▸ **WORK REQUIRED**: Character for character, give back every line below.

▸ **MATERIAL FOR THIS EXERCISE**:
..............................
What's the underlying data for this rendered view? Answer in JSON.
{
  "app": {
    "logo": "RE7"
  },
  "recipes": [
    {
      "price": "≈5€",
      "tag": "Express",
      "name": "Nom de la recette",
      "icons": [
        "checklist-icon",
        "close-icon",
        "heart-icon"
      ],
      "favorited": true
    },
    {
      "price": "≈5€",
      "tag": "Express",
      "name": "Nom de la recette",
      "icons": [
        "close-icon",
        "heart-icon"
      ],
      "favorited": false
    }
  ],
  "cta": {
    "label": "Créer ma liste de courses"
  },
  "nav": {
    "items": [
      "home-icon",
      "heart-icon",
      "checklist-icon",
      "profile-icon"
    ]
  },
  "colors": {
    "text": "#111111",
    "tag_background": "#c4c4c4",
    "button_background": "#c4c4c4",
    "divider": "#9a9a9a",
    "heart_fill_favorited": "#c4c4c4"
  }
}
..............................
▸ **EXERCISE RESULT**:
What's the underlying data for this rendered view? Answer in JSON.
{
  "app": {
    "logo": "RE7"
  },
  "recipes": [
    {
      "price": "≈5€",
      "tag": "Express",
      "name": "Nom de la recette",
      "icons": [
        "checklist-icon",
        "close-icon",
        "heart-icon"
      ],
      "favorited": true
    },
    {
      "price": "≈5€",
      "tag": "Express",
      "name": "Nom de la recette",
      "icons": [
        "close-icon",
        "heart-icon"
      ],
      "favorited": false
    }
  ],
  "cta": {
    "label": "Créer ma liste de courses"
  },
  "nav": {
    "items": [
      "home-icon",
      "heart-icon",
      "checklist-icon",
      "profile-icon"
    ]
  },
  "colors": {
    "text": "#111111",
    "tag_background": "#c4c4c4",
    "button_background": "#c4c4c4",
    "divider": "#9a9a9a",
    "heart_fill_favorited": "#c4c4c4"
  }
}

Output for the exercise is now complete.